### What the task asks
The answer must be every line from the entries below that includes "常にその速度で通信できるということですか".

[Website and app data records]
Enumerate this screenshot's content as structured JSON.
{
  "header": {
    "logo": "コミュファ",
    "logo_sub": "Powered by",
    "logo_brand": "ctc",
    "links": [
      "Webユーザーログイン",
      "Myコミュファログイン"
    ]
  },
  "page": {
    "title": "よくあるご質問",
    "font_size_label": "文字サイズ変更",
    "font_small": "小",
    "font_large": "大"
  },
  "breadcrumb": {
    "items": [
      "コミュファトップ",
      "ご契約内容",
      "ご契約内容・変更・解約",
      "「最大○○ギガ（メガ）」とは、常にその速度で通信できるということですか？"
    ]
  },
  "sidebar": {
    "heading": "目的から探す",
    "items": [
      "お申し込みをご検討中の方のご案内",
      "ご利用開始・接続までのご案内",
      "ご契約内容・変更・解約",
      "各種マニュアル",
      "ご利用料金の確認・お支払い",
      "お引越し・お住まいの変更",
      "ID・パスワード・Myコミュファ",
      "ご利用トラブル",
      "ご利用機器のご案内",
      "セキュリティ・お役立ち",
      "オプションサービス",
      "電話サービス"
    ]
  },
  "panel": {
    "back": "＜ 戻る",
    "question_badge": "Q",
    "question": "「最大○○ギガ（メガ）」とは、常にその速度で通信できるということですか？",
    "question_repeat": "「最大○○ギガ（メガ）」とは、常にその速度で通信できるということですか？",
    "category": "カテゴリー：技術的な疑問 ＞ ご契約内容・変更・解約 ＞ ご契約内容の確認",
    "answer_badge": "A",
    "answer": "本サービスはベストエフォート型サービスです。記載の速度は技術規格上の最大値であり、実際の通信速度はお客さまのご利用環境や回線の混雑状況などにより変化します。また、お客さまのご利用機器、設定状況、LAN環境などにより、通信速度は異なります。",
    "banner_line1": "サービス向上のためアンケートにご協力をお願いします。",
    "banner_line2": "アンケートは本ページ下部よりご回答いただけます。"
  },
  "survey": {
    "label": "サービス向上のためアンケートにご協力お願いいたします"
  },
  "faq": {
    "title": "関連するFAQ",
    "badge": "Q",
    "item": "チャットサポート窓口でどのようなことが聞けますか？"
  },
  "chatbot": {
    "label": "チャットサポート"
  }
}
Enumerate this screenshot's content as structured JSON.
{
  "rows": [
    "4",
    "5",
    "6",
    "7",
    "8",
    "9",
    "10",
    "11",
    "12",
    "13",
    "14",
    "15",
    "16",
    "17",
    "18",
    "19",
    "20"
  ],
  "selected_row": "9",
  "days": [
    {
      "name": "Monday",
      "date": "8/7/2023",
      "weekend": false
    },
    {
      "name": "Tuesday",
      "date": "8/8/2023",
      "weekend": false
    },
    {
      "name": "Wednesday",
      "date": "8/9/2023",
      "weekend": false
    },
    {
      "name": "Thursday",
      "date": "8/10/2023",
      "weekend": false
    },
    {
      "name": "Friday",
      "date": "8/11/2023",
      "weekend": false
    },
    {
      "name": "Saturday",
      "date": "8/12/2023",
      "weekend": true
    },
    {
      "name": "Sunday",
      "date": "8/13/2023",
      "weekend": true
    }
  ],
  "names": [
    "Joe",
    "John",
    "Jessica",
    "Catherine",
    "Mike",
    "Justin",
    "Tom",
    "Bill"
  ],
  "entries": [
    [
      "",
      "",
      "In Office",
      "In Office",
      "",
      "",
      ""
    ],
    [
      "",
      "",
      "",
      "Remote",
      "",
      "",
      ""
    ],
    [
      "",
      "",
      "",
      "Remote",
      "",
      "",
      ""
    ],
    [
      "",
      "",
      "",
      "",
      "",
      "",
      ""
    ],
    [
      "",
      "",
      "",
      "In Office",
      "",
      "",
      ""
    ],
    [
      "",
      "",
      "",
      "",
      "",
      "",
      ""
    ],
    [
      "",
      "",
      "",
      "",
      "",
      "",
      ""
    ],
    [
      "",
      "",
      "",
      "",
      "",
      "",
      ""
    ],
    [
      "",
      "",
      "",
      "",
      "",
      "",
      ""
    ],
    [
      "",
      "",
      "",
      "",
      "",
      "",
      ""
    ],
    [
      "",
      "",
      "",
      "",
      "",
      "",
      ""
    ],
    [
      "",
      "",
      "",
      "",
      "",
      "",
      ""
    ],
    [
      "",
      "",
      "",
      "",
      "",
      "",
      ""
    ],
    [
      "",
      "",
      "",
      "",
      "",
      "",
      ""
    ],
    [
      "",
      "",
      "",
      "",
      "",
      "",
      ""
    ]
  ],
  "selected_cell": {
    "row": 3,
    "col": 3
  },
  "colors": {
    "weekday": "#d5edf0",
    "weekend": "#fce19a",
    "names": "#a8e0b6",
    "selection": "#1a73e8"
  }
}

### Response to this exercise
      "「最大○○ギガ（メガ）」とは、常にその速度で通信できるということですか？"
    "question": "「最大○○ギガ（メガ）」とは、常にその速度で通信できるということですか？",
    "question_repeat": "「最大○○ギガ（メガ）」とは、常にその速度で通信できるということですか？",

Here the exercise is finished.